• [Task item]: This exercise calls for every line of the data below with the string "Client" in it.

[Extracted entries Boundary: Start]

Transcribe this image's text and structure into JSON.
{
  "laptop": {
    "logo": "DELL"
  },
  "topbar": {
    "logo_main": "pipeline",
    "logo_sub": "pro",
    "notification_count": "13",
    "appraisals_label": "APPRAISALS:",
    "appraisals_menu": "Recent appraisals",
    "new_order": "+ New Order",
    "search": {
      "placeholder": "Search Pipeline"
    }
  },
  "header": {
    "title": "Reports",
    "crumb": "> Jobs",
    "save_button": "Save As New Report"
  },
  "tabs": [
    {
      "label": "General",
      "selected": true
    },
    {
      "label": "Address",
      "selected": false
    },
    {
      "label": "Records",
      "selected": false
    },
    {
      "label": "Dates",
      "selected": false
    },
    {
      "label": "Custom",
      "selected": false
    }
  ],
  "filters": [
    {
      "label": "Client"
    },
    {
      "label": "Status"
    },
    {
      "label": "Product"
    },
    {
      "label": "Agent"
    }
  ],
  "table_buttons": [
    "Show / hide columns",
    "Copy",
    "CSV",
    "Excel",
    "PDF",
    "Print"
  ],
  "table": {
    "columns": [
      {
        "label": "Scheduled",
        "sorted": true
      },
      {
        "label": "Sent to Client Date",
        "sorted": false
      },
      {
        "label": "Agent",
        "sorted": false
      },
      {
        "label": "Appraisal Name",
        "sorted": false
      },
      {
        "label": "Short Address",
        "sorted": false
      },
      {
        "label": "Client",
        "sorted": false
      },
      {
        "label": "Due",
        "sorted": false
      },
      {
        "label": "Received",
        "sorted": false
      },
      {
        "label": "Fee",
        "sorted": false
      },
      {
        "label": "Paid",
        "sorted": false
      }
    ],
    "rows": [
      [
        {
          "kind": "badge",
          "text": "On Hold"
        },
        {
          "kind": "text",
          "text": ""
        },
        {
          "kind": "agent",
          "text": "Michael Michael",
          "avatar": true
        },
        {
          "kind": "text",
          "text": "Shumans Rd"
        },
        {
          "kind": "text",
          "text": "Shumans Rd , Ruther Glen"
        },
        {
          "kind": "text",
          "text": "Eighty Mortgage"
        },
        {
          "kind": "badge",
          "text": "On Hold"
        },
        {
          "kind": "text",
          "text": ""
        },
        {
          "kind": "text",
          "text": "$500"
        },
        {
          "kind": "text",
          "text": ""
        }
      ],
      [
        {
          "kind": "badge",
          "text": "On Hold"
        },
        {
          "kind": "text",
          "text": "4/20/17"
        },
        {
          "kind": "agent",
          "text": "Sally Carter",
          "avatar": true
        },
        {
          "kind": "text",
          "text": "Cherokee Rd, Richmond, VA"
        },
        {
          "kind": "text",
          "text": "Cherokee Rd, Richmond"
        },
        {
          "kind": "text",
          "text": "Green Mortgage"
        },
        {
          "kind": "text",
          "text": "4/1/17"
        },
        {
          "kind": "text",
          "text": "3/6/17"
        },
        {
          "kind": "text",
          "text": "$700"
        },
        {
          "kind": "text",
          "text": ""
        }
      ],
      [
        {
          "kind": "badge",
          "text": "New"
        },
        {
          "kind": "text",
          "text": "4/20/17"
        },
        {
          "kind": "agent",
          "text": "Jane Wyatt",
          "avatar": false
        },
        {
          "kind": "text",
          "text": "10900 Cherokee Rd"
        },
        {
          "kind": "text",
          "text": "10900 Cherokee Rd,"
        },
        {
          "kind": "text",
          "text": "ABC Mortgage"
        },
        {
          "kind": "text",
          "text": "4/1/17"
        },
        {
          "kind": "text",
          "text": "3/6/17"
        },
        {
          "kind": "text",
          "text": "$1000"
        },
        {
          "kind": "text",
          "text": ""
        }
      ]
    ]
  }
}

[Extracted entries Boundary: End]

• [Written response]:
      "label": "Client"
        "label": "Sent to Client Date",
        "label": "Client",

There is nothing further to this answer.